=== The task ===
Every line below should come back exactly as written, though the pictures stay out.
-*-
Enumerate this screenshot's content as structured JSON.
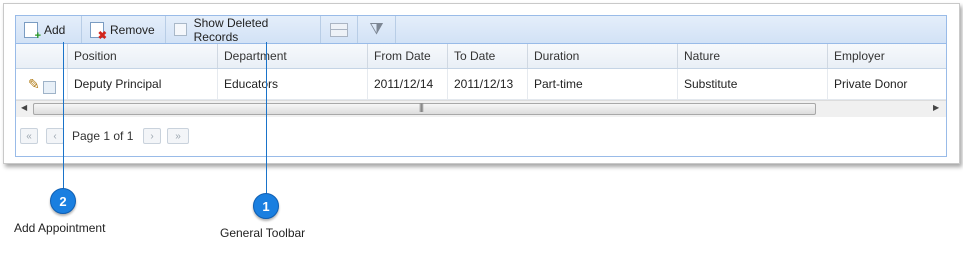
{
  "toolbar": {
    "add_label": "Add",
    "remove_label": "Remove",
    "show_deleted_label": "Show Deleted Records"
  },
  "columns": {
    "position": "Position",
    "department": "Department",
    "from_date": "From Date",
    "to_date": "To Date",
    "duration": "Duration",
    "nature": "Nature",
    "employer": "Employer"
  },
  "rows": [
    {
      "position": "Deputy Principal",
      "department": "Educators",
      "from_date": "2011/12/14",
      "to_date": "2011/12/13",
      "duration": "Part-time",
      "nature": "Substitute",
      "employer": "Private Donor"
    }
  ],
  "pager": {
    "text": "Page 1 of 1"
  },
  "callouts": [
    {
      "number": "2",
      "label": "Add Appointment"
    },
    {
      "number": "1",
      "label": "General Toolbar"
    }
  ],
  "colors": {
    "accent": "#1a7fe0",
    "grid_border": "#99bbe8"
  }
}
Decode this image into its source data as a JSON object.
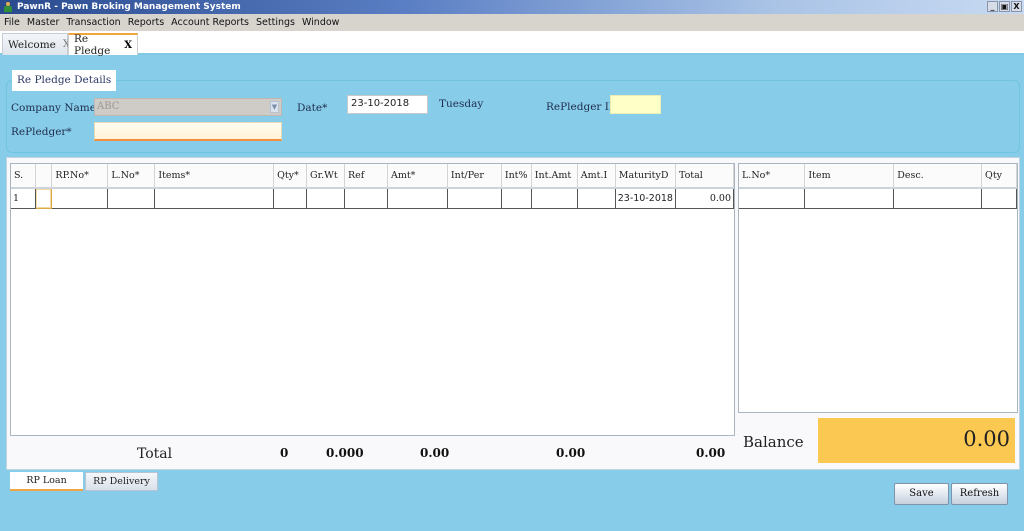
{
  "window": {
    "title": "PawnR - Pawn Broking Management System",
    "controls": {
      "minimize": "_",
      "restore": "▣",
      "close": "X"
    }
  },
  "menubar": {
    "items": [
      "File",
      "Master",
      "Transaction",
      "Reports",
      "Account Reports",
      "Settings",
      "Window"
    ]
  },
  "tabs": [
    {
      "label": "Welcome",
      "close": "X",
      "active": false
    },
    {
      "label": "Re Pledge",
      "close": "X",
      "active": true
    }
  ],
  "details": {
    "section_title": "Re Pledge Details",
    "company_name_label": "Company Name*",
    "company_name_value": "ABC",
    "date_label": "Date*",
    "date_value": "23-10-2018",
    "day_value": "Tuesday",
    "repledger_id_label": "RePledger ID",
    "repledger_id_value": "",
    "repledger_label": "RePledger*",
    "repledger_value": ""
  },
  "main_grid": {
    "columns": [
      "S.",
      "",
      "RP.No*",
      "L.No*",
      "Items*",
      "Qty*",
      "Gr.Wt",
      "Ref",
      "Amt*",
      "Int/Per",
      "Int%",
      "Int.Amt",
      "Amt.I",
      "MaturityD",
      "Total"
    ],
    "rows": [
      [
        "1",
        "",
        "",
        "",
        "",
        "",
        "",
        "",
        "",
        "",
        "",
        "",
        "",
        "23-10-2018",
        "0.00"
      ]
    ]
  },
  "side_grid": {
    "columns": [
      "L.No*",
      "Item",
      "Desc.",
      "Qty"
    ],
    "rows": [
      [
        "",
        "",
        "",
        ""
      ]
    ]
  },
  "totals": {
    "label": "Total",
    "qty": "0",
    "gr_wt": "0.000",
    "amt": "0.00",
    "int_amt": "0.00",
    "total": "0.00"
  },
  "balance": {
    "label": "Balance",
    "value": "0.00"
  },
  "bottom_tabs": [
    {
      "label": "RP Loan",
      "active": true
    },
    {
      "label": "RP Delivery",
      "active": false
    }
  ],
  "buttons": {
    "save": "Save",
    "refresh": "Refresh"
  },
  "colors": {
    "background": "#87cce8",
    "balance_box": "#fbc851",
    "active_tab_accent": "#f0a640",
    "repledger_id_field": "#ffffc8"
  }
}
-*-
=== Answer ===
Enumerate this screenshot's content as structured JSON.
{
  "toolbar": {
    "add_label": "Add",
    "remove_label": "Remove",
    "show_deleted_label": "Show Deleted Records"
  },
  "columns": {
    "position": "Position",
    "department": "Department",
    "from_date": "From Date",
    "to_date": "To Date",
    "duration": "Duration",
    "nature": "Nature",
    "employer": "Employer"
  },
  "rows": [
    {
      "position": "Deputy Principal",
      "department": "Educators",
      "from_date": "2011/12/14",
      "to_date": "2011/12/13",
      "duration": "Part-time",
      "nature": "Substitute",
      "employer": "Private Donor"
    }
  ],
  "pager": {
    "text": "Page 1 of 1"
  },
  "callouts": [
    {
      "number": "2",
      "label": "Add Appointment"
    },
    {
      "number": "1",
      "label": "General Toolbar"
    }
  ],
  "colors": {
    "accent": "#1a7fe0",
    "grid_border": "#99bbe8"
  }
}
Decode this image into its source data as a JSON object.
{
  "window": {
    "title": "PawnR - Pawn Broking Management System",
    "controls": {
      "minimize": "_",
      "restore": "▣",
      "close": "X"
    }
  },
  "menubar": {
    "items": [
      "File",
      "Master",
      "Transaction",
      "Reports",
      "Account Reports",
      "Settings",
      "Window"
    ]
  },
  "tabs": [
    {
      "label": "Welcome",
      "close": "X",
      "active": false
    },
    {
      "label": "Re Pledge",
      "close": "X",
      "active": true
    }
  ],
  "details": {
    "section_title": "Re Pledge Details",
    "company_name_label": "Company Name*",
    "company_name_value": "ABC",
    "date_label": "Date*",
    "date_value": "23-10-2018",
    "day_value": "Tuesday",
    "repledger_id_label": "RePledger ID",
    "repledger_id_value": "",
    "repledger_label": "RePledger*",
    "repledger_value": ""
  },
  "main_grid": {
    "columns": [
      "S.",
      "",
      "RP.No*",
      "L.No*",
      "Items*",
      "Qty*",
      "Gr.Wt",
      "Ref",
      "Amt*",
      "Int/Per",
      "Int%",
      "Int.Amt",
      "Amt.I",
      "MaturityD",
      "Total"
    ],
    "rows": [
      [
        "1",
        "",
        "",
        "",
        "",
        "",
        "",
        "",
        "",
        "",
        "",
        "",
        "",
        "23-10-2018",
        "0.00"
      ]
    ]
  },
  "side_grid": {
    "columns": [
      "L.No*",
      "Item",
      "Desc.",
      "Qty"
    ],
    "rows": [
      [
        "",
        "",
        "",
        ""
      ]
    ]
  },
  "totals": {
    "label": "Total",
    "qty": "0",
    "gr_wt": "0.000",
    "amt": "0.00",
    "int_amt": "0.00",
    "total": "0.00"
  },
  "balance": {
    "label": "Balance",
    "value": "0.00"
  },
  "bottom_tabs": [
    {
      "label": "RP Loan",
      "active": true
    },
    {
      "label": "RP Delivery",
      "active": false
    }
  ],
  "buttons": {
    "save": "Save",
    "refresh": "Refresh"
  },
  "colors": {
    "background": "#87cce8",
    "balance_box": "#fbc851",
    "active_tab_accent": "#f0a640",
    "repledger_id_field": "#ffffc8"
  }
}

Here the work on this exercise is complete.